Those lines of the records that contain "data" are to be located and copied.

=== MATERIAL TO PROCESS ===

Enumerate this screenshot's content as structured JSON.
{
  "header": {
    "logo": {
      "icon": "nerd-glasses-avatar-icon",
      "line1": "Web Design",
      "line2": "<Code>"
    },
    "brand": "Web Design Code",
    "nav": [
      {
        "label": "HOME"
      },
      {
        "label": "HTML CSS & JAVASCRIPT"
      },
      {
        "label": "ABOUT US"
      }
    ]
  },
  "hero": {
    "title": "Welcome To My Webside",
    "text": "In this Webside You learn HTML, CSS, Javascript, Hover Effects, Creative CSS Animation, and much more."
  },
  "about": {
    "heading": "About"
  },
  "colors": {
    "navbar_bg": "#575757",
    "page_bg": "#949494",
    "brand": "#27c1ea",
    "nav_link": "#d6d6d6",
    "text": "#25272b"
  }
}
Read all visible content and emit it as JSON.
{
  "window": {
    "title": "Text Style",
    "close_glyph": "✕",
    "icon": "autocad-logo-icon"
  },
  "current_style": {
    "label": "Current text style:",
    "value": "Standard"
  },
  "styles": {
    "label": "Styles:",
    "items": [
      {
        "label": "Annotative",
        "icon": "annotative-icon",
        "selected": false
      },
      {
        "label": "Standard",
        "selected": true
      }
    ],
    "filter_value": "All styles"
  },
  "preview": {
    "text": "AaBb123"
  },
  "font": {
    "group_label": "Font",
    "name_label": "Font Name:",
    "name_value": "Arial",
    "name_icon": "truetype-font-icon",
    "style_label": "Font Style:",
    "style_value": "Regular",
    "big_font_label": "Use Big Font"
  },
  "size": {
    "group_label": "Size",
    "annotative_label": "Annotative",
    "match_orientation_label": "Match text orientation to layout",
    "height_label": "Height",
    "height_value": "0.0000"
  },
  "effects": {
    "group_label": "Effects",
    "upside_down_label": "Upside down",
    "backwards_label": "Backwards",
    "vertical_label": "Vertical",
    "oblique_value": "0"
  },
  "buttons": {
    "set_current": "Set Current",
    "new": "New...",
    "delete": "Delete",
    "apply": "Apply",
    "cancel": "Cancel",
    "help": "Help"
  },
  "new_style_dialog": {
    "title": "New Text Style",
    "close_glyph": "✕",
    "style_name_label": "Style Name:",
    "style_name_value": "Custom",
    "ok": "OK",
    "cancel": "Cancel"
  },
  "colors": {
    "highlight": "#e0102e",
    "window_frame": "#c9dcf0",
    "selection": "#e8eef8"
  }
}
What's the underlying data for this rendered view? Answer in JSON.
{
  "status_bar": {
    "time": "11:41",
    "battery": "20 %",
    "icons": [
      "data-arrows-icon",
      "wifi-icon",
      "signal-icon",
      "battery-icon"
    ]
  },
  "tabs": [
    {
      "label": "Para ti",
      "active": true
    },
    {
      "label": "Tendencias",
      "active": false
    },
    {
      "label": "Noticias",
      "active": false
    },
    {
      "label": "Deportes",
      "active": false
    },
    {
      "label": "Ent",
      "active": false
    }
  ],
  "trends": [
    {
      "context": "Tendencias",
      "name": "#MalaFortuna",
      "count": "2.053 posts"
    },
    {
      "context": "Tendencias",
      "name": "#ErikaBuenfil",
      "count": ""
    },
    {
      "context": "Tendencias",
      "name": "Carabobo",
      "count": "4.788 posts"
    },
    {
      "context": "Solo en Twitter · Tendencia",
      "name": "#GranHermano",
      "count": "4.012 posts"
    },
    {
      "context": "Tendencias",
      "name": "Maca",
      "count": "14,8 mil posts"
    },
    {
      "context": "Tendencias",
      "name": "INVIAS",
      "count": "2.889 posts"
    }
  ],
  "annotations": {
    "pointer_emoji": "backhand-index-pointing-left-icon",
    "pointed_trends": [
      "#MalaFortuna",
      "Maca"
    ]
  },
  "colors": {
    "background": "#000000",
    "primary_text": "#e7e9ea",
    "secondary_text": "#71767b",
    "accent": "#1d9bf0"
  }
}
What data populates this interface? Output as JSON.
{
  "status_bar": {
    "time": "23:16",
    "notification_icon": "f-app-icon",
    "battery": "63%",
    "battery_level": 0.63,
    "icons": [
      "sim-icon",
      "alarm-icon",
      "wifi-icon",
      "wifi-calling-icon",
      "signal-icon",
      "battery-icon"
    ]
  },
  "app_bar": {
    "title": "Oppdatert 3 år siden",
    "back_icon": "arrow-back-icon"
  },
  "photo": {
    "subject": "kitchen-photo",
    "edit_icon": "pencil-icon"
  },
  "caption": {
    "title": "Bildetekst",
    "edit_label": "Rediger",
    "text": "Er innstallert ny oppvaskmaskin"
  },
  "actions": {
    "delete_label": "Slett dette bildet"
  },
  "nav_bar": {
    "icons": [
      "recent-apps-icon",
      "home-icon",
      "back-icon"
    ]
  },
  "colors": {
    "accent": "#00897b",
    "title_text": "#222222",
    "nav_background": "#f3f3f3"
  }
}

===

— FINAL ANSWER —
What's the underlying data for this rendered view? Answer in JSON.
      "data-arrows-icon",
What data populates this interface? Output as JSON.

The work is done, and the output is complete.